Repeat each line of the material word for word.

── RECORDS SUPPLIED

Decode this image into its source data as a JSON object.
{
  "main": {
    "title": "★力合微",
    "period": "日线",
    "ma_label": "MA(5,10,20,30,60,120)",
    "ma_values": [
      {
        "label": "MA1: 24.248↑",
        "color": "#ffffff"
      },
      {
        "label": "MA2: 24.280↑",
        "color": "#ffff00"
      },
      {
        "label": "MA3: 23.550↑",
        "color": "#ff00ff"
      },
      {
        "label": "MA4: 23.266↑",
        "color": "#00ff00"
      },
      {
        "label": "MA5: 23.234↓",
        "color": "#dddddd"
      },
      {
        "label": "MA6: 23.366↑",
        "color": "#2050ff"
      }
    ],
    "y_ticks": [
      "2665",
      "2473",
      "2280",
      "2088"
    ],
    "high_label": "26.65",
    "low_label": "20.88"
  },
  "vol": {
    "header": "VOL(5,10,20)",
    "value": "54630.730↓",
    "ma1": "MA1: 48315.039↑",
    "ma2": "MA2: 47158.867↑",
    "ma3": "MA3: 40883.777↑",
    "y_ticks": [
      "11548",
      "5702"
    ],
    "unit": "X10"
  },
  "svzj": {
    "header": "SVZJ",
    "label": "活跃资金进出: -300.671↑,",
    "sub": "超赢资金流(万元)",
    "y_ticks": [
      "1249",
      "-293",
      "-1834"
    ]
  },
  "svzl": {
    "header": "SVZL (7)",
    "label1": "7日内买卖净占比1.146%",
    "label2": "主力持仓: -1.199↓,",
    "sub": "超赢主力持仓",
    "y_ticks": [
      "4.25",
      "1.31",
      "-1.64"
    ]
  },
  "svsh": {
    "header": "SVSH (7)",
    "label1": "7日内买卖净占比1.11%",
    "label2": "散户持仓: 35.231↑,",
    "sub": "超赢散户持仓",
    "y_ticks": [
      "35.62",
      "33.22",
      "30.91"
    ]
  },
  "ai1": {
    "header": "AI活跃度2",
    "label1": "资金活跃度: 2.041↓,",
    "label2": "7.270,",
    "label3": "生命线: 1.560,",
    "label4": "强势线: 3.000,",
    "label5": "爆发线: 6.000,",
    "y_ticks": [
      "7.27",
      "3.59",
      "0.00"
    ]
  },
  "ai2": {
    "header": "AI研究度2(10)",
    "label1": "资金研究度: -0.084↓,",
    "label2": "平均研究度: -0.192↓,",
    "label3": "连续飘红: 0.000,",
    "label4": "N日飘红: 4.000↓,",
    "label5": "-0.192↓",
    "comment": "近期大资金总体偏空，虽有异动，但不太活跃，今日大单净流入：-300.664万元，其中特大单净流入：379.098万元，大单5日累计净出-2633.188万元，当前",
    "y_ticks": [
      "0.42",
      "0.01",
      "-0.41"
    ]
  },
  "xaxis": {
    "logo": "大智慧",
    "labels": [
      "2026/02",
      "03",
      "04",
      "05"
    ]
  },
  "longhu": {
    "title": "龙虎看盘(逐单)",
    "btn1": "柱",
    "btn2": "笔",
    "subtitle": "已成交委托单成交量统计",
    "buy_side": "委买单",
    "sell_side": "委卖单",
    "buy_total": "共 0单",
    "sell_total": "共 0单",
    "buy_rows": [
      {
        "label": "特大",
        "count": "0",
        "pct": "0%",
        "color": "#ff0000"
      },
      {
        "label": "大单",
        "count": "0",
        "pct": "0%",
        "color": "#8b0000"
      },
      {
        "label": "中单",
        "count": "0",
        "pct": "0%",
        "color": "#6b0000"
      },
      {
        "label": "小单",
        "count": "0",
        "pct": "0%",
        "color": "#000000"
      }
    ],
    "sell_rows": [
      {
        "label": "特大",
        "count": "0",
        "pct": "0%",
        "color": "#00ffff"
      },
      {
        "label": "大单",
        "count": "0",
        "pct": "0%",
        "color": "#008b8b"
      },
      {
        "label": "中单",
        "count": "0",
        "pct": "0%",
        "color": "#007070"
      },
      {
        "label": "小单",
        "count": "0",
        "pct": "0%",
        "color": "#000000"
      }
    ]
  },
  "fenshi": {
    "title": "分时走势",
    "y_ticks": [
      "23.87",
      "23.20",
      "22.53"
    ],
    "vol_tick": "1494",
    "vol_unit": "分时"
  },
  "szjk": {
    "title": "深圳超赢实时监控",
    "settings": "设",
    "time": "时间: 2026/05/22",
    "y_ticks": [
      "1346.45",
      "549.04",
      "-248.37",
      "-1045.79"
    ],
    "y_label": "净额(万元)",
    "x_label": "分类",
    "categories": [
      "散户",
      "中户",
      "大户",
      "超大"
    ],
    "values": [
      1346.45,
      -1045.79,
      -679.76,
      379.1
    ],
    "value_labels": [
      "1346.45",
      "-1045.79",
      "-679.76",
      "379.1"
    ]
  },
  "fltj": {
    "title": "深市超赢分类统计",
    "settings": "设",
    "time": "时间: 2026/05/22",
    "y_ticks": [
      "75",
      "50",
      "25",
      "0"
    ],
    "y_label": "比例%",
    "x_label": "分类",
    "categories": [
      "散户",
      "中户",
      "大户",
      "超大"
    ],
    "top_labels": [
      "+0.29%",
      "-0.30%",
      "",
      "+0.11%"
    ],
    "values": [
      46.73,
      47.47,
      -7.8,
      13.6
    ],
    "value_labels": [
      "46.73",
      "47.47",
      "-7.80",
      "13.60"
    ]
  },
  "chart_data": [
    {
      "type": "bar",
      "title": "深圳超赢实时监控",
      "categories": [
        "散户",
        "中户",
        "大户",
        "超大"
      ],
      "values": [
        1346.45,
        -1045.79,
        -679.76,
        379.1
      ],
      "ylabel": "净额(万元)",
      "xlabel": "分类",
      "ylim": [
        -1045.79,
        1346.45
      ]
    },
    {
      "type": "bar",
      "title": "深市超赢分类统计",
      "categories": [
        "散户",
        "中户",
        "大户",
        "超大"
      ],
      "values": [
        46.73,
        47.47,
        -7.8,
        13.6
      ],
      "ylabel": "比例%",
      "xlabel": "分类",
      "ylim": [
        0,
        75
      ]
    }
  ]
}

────

ANSWER SPACE:
Decode this image into its source data as a JSON object.
{
  "main": {
    "title": "★力合微",
    "period": "日线",
    "ma_label": "MA(5,10,20,30,60,120)",
    "ma_values": [
      {
        "label": "MA1: 24.248↑",
        "color": "#ffffff"
      },
      {
        "label": "MA2: 24.280↑",
        "color": "#ffff00"
      },
      {
        "label": "MA3: 23.550↑",
        "color": "#ff00ff"
      },
      {
        "label": "MA4: 23.266↑",
        "color": "#00ff00"
      },
      {
        "label": "MA5: 23.234↓",
        "color": "#dddddd"
      },
      {
        "label": "MA6: 23.366↑",
        "color": "#2050ff"
      }
    ],
    "y_ticks": [
      "2665",
      "2473",
      "2280",
      "2088"
    ],
    "high_label": "26.65",
    "low_label": "20.88"
  },
  "vol": {
    "header": "VOL(5,10,20)",
    "value": "54630.730↓",
    "ma1": "MA1: 48315.039↑",
    "ma2": "MA2: 47158.867↑",
    "ma3": "MA3: 40883.777↑",
    "y_ticks": [
      "11548",
      "5702"
    ],
    "unit": "X10"
  },
  "svzj": {
    "header": "SVZJ",
    "label": "活跃资金进出: -300.671↑,",
    "sub": "超赢资金流(万元)",
    "y_ticks": [
      "1249",
      "-293",
      "-1834"
    ]
  },
  "svzl": {
    "header": "SVZL (7)",
    "label1": "7日内买卖净占比1.146%",
    "label2": "主力持仓: -1.199↓,",
    "sub": "超赢主力持仓",
    "y_ticks": [
      "4.25",
      "1.31",
      "-1.64"
    ]
  },
  "svsh": {
    "header": "SVSH (7)",
    "label1": "7日内买卖净占比1.11%",
    "label2": "散户持仓: 35.231↑,",
    "sub": "超赢散户持仓",
    "y_ticks": [
      "35.62",
      "33.22",
      "30.91"
    ]
  },
  "ai1": {
    "header": "AI活跃度2",
    "label1": "资金活跃度: 2.041↓,",
    "label2": "7.270,",
    "label3": "生命线: 1.560,",
    "label4": "强势线: 3.000,",
    "label5": "爆发线: 6.000,",
    "y_ticks": [
      "7.27",
      "3.59",
      "0.00"
    ]
  },
  "ai2": {
    "header": "AI研究度2(10)",
    "label1": "资金研究度: -0.084↓,",
    "label2": "平均研究度: -0.192↓,",
    "label3": "连续飘红: 0.000,",
    "label4": "N日飘红: 4.000↓,",
    "label5": "-0.192↓",
    "comment": "近期大资金总体偏空，虽有异动，但不太活跃，今日大单净流入：-300.664万元，其中特大单净流入：379.098万元，大单5日累计净出-2633.188万元，当前",
    "y_ticks": [
      "0.42",
      "0.01",
      "-0.41"
    ]
  },
  "xaxis": {
    "logo": "大智慧",
    "labels": [
      "2026/02",
      "03",
      "04",
      "05"
    ]
  },
  "longhu": {
    "title": "龙虎看盘(逐单)",
    "btn1": "柱",
    "btn2": "笔",
    "subtitle": "已成交委托单成交量统计",
    "buy_side": "委买单",
    "sell_side": "委卖单",
    "buy_total": "共 0单",
    "sell_total": "共 0单",
    "buy_rows": [
      {
        "label": "特大",
        "count": "0",
        "pct": "0%",
        "color": "#ff0000"
      },
      {
        "label": "大单",
        "count": "0",
        "pct": "0%",
        "color": "#8b0000"
      },
      {
        "label": "中单",
        "count": "0",
        "pct": "0%",
        "color": "#6b0000"
      },
      {
        "label": "小单",
        "count": "0",
        "pct": "0%",
        "color": "#000000"
      }
    ],
    "sell_rows": [
      {
        "label": "特大",
        "count": "0",
        "pct": "0%",
        "color": "#00ffff"
      },
      {
        "label": "大单",
        "count": "0",
        "pct": "0%",
        "color": "#008b8b"
      },
      {
        "label": "中单",
        "count": "0",
        "pct": "0%",
        "color": "#007070"
      },
      {
        "label": "小单",
        "count": "0",
        "pct": "0%",
        "color": "#000000"
      }
    ]
  },
  "fenshi": {
    "title": "分时走势",
    "y_ticks": [
      "23.87",
      "23.20",
      "22.53"
    ],
    "vol_tick": "1494",
    "vol_unit": "分时"
  },
  "szjk": {
    "title": "深圳超赢实时监控",
    "settings": "设",
    "time": "时间: 2026/05/22",
    "y_ticks": [
      "1346.45",
      "549.04",
      "-248.37",
      "-1045.79"
    ],
    "y_label": "净额(万元)",
    "x_label": "分类",
    "categories": [
      "散户",
      "中户",
      "大户",
      "超大"
    ],
    "values": [
      1346.45,
      -1045.79,
      -679.76,
      379.1
    ],
    "value_labels": [
      "1346.45",
      "-1045.79",
      "-679.76",
      "379.1"
    ]
  },
  "fltj": {
    "title": "深市超赢分类统计",
    "settings": "设",
    "time": "时间: 2026/05/22",
    "y_ticks": [
      "75",
      "50",
      "25",
      "0"
    ],
    "y_label": "比例%",
    "x_label": "分类",
    "categories": [
      "散户",
      "中户",
      "大户",
      "超大"
    ],
    "top_labels": [
      "+0.29%",
      "-0.30%",
      "",
      "+0.11%"
    ],
    "values": [
      46.73,
      47.47,
      -7.8,
      13.6
    ],
    "value_labels": [
      "46.73",
      "47.47",
      "-7.80",
      "13.60"
    ]
  },
  "chart_data": [
    {
      "type": "bar",
      "title": "深圳超赢实时监控",
      "categories": [
        "散户",
        "中户",
        "大户",
        "超大"
      ],
      "values": [
        1346.45,
        -1045.79,
        -679.76,
        379.1
      ],
      "ylabel": "净额(万元)",
      "xlabel": "分类",
      "ylim": [
        -1045.79,
        1346.45
      ]
    },
    {
      "type": "bar",
      "title": "深市超赢分类统计",
      "categories": [
        "散户",
        "中户",
        "大户",
        "超大"
      ],
      "values": [
        46.73,
        47.47,
        -7.8,
        13.6
      ],
      "ylabel": "比例%",
      "xlabel": "分类",
      "ylim": [
        0,
        75
      ]
    }
  ]
}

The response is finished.